We enrich the children’s time in our school with memorable, experiences providing opportunities which pique their interests and passions. We firmly believe that it is not just about what happens in the classroom, it is about the added value we offer to really inspire our children. The extra-curricular choir is available to all children from Year Two to Year Six and provides weekly rehearsals to practise skills. There are regular opportunities to perform, including Parents’ Evenings, fayres, services and concerts, allowing the children to showcase their talents and skills and developing their confidence. Children with specific aptitude or interest in a particular instrument learn musical instruments with Funky Punk or The Music Hub music associates, which allows them to learn musicianship and how to play an instrument as well as providing them with the chance to collaborate with others.
How we celebrate our Music learning
We use both formative and summative assessment information in our Music lessons. As part of a Music lesson, staff will identify children who show aptitude or support others by differentiating resources and expected outcomes. Staff use this information to inform their short-term planning, adjusting opportunities accordingly. The assessment is embedded in our Charanga curriculum and allows teachers to highlight particular aptitude or identify those who need support. The Music teaching for each phase has been carefully mapped out and further broken down for each year group. This means that skills in music are progressive and build year on year.

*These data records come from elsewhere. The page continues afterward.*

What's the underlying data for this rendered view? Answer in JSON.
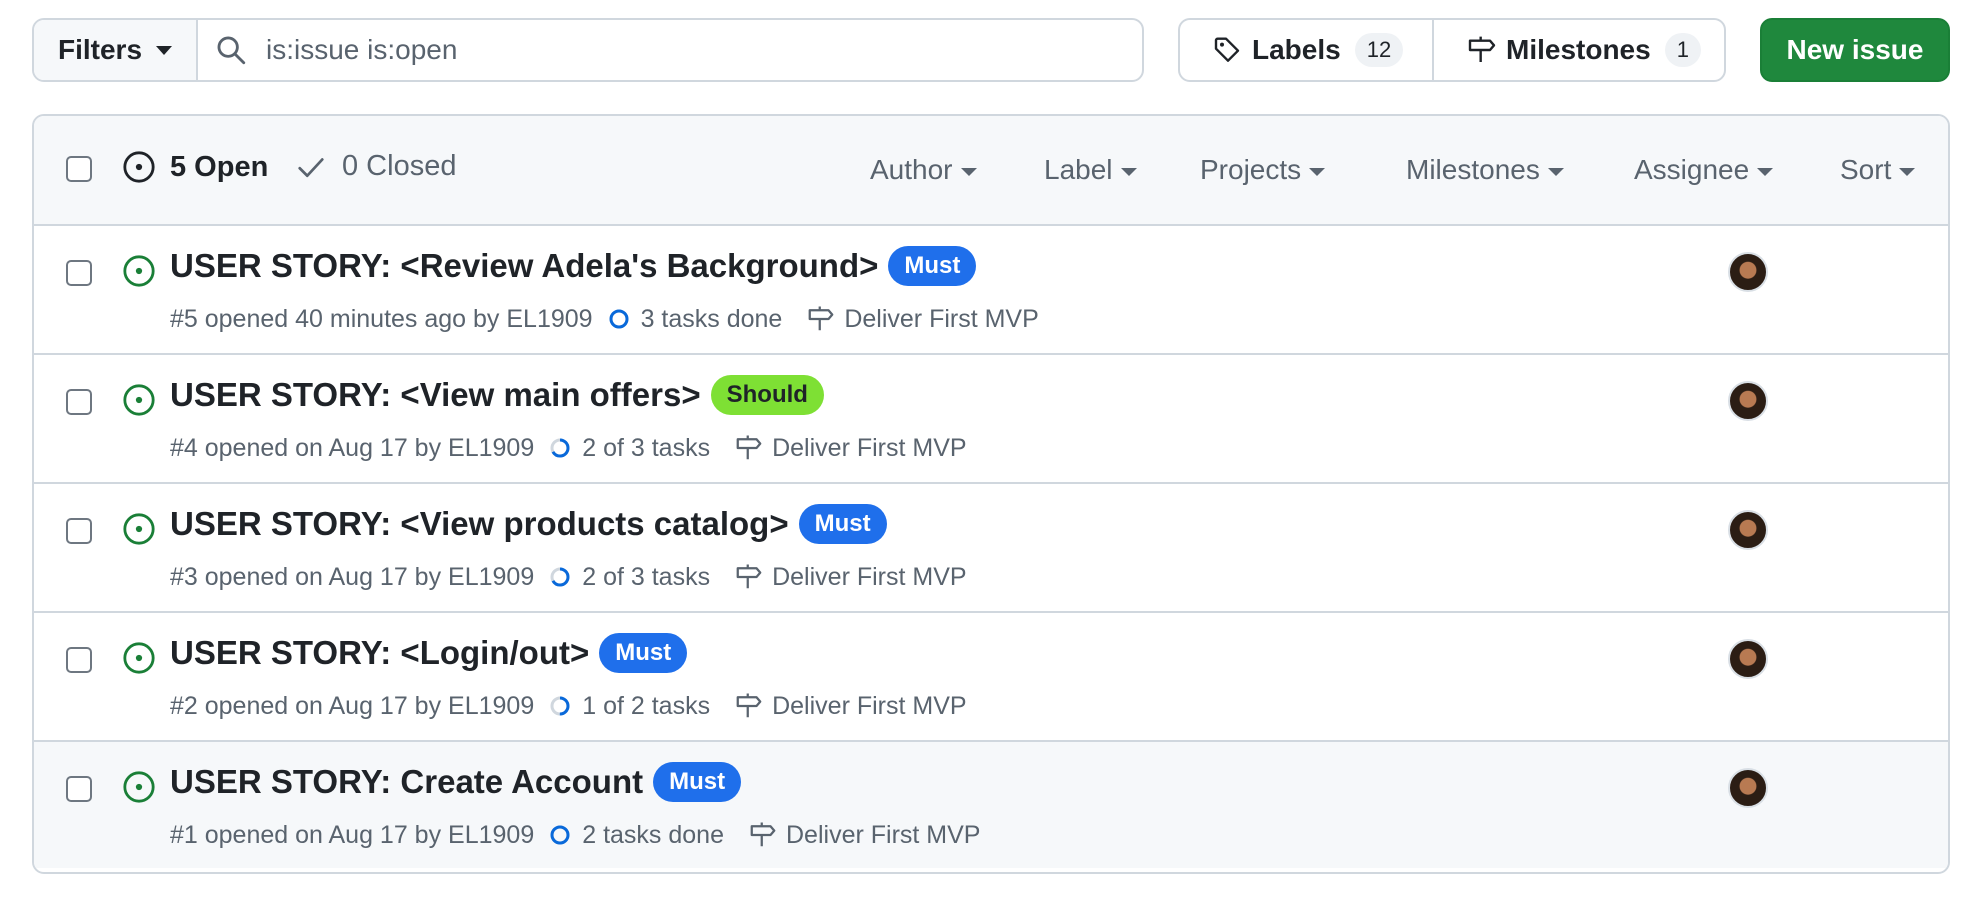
{
  "toolbar": {
    "filters_label": "Filters",
    "search_value": "is:issue is:open",
    "labels_label": "Labels",
    "labels_count": "12",
    "milestones_label": "Milestones",
    "milestones_count": "1",
    "new_issue_label": "New issue"
  },
  "header": {
    "open_label": "5 Open",
    "closed_label": "0 Closed",
    "filters": [
      "Author",
      "Label",
      "Projects",
      "Milestones",
      "Assignee",
      "Sort"
    ]
  },
  "colors": {
    "open_green": "#1a7f37",
    "label_must": "#1f6feb",
    "label_should": "#7ee034",
    "progress_blue": "#0969da",
    "primary_button": "#1f883d"
  },
  "issues": [
    {
      "title": "USER STORY: <Review Adela's Background>",
      "label": "Must",
      "meta": "#5 opened 40 minutes ago by EL1909",
      "tasks": "3 tasks done",
      "tasks_done_fraction": 1,
      "milestone": "Deliver First MVP"
    },
    {
      "title": "USER STORY: <View main offers>",
      "label": "Should",
      "meta": "#4 opened on Aug 17 by EL1909",
      "tasks": "2 of 3 tasks",
      "tasks_done_fraction": 0.667,
      "milestone": "Deliver First MVP"
    },
    {
      "title": "USER STORY: <View products catalog>",
      "label": "Must",
      "meta": "#3 opened on Aug 17 by EL1909",
      "tasks": "2 of 3 tasks",
      "tasks_done_fraction": 0.667,
      "milestone": "Deliver First MVP"
    },
    {
      "title": "USER STORY: <Login/out>",
      "label": "Must",
      "meta": "#2 opened on Aug 17 by EL1909",
      "tasks": "1 of 2 tasks",
      "tasks_done_fraction": 0.5,
      "milestone": "Deliver First MVP"
    },
    {
      "title": "USER STORY: Create Account",
      "label": "Must",
      "meta": "#1 opened on Aug 17 by EL1909",
      "tasks": "2 tasks done",
      "tasks_done_fraction": 1,
      "milestone": "Deliver First MVP"
    }
  ]
}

Music assessment links closely to our progression map of skills. Each skill is taught and progression is recorded using videos or photographs. This allows the Subject Leader to identify areas of strength and weakness and plan for future development of the subject. Monitoring in Music includes lesson observations, learning walks, pupil/parent and/or staff voice, analysis of recorded information and collection of photographic evidence. All of this information is gathered and reviewed. It is used to inform further curriculum developments and provision is adapted accordingly.